I don’t know about the rest of you, but I’ve felt swamped this season. I’ve got a few balls spinning precariously in the air: the boring blog job, my day job of stay-at-home mothering, writing, present-buying, cookie-making, and THE Christmas Newsletter -all threatening to drop and break into a thousand tiny glass-ornament shards.

Someone should have taken all this into account, particularly knowing I’m a horrible juggler.

It’s the small hands. Might be lack of practice, too.

Point is, it’s December 21st and there is no way I am going to get these Christmas cards to people before Christmas. I know. The post office told me.

After navigating an endless, winding line of hopeful package-senders, I addressed the top of a head behind an overflowing counter. “WILL THIS ARRIVE BY CHRISTMAS?” I yelled.

I think the hair moved. A mumble made it through the wall of bubble-wrapped envelopes and Flat Rate Priority Mail boxes. A finger poked through to point at their posted notice: Priority Mail Not Guaranteed to Arrive if Mailed after December 20, 2017.

“So…. I HAVE A HOPE?”

I think the pile sighed.

And yet, I push onward. I’ve typed up a funny newsletter and sent it inside a crappy Wal-mart card for over a decade now.
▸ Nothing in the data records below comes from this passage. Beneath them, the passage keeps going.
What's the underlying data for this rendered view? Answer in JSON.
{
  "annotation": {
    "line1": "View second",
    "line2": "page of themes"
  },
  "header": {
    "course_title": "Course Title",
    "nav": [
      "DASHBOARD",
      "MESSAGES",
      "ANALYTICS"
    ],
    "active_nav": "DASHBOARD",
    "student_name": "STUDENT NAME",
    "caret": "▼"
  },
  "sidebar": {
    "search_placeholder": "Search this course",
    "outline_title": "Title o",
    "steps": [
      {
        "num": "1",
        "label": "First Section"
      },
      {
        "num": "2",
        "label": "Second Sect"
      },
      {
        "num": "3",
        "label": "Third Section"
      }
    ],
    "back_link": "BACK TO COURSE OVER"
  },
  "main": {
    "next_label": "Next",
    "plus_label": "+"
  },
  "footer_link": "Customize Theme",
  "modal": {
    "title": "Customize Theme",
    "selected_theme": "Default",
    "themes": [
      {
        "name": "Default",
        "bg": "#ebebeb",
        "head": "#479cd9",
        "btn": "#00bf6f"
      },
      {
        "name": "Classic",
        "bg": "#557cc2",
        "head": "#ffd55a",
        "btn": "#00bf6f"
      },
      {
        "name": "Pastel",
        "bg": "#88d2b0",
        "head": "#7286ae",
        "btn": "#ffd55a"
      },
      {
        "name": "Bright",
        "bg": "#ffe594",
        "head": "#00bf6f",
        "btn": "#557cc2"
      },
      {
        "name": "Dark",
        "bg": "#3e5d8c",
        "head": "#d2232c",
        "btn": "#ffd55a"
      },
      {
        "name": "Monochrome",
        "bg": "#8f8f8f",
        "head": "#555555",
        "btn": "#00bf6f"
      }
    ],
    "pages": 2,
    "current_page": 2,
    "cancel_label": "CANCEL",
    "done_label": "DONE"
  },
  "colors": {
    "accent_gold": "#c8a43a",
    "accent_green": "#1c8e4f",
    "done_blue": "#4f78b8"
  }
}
My audience needs me.

I think.

That, and it’s a decade of tradition. As Tevye would say, “…It’s a tradition. And because of our traditions, every one of us knows who he is, and what God expects him to do.” Though I don’t actually send one to any deity, you get the idea.

Besides juggling and general motivation problems (a standard writing prompt of mine on this very blog), I have made chronicling events difficult for myself. Impossible for myself.

I take my writing seriously when it’s not 2 a.m. before a deadline. I assume a new angle each time is imperative. So, the work gets pushed back and pushed back.

We got a few cards in advance this year, which was nice. Usually I don’t get so many until I’ve sent my famous offering first. All of them are photo cards; the families smiling in matching clothing, standing somewhere ethereal like their front yard.

“We should do a family picture next year,” my husband noted, examining our mail.

I glanced up from the 75 envelopes I was hand-addressing, trying to psych myself up for the next three steps. “I don’t know,” I sighed. “A picture seems like so much work.”